Rating: 2.5/5 stars.
Panic: a game played by graduating seniors in the dead-end town of Carp, where all contestants must face their worst fears – and each other. Heather never thought she would participate in Panic, but when her broken heart finds a new cause to fight for, she readies herself for the ride of her life. Dodge, on the other hand, does not feel scared of Panic; he wants revenge, and that thirst will drive him throughout the game. Amidst the near-death experiences thrust upon them by the judges of Panic, both Heather and Dodge will discover new things about themselves, each other, and those around them. Even though Panic entails a cash prize, every contestant, including Heather and Dodge, wants something more.
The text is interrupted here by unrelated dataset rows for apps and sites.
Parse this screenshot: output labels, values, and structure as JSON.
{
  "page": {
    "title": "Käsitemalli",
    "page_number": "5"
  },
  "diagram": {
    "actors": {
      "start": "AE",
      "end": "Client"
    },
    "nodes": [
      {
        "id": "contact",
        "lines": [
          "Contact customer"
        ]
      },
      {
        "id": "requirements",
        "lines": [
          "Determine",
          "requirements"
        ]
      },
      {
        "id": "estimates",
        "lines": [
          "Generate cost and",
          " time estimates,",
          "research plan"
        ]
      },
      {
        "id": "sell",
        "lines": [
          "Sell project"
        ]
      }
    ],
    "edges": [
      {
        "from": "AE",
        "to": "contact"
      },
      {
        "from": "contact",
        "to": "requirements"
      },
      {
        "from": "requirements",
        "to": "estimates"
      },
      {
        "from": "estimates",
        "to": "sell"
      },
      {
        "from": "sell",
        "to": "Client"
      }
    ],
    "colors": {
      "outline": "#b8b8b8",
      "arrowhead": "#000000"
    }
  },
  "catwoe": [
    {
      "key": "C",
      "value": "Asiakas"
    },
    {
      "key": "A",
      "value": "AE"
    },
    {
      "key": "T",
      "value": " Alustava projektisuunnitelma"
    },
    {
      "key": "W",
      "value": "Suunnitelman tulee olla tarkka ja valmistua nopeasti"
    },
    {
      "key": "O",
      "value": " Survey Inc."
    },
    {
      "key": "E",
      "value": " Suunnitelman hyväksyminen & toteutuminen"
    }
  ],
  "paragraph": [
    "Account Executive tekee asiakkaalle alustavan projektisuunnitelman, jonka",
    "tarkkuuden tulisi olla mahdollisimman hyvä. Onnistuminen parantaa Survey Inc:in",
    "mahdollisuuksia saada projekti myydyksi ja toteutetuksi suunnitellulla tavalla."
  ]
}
Panic possesses a compelling concept and an enticing book jacket, but I found the content lacking. The game itself required a severe suspension of disbelief – even then, I wanted to know more. Lauren Oliver describes the atmosphere of Carp well, but I desired more knowledge about Panic: why do the judges act the way they do? How is it that the police never seriously stepped up in years past when people have gotten injured? The questions I came up with may have added to the mysterious and threatening appeal of Panic, but at the same time it left the plot feeling a little loose and undefined. With no strong grounding, Oliver’s story structure almost felt like darts thrown at a wall – it still hit and had an effect, but it could have been more cohesive.
The lack of competent character development detracted from my liking of Panic the most. Only at about 200 pages in did I start to root for Heather, and both Heather and Dodge could have used more fleshing out. Their motivations for participating in Panic, their relationships with their families and friends, their opinions of each other – all of these aspects, while present, would have benefited from more explanation. The ending also left me feeling disappointed because it failed to give either character the growth or depth they needed.
Overall, not the worst book – Panic kept my attention even if it did not have me flipping the pages. Oliver can write well, and I will still read what she publishes next. I just hope she will improve upon this novel and return to the glory days of Before I Fall.
*also, if you want to check out my brief thoughts on A Study in Emerald by Neil Gaiman, you can read them here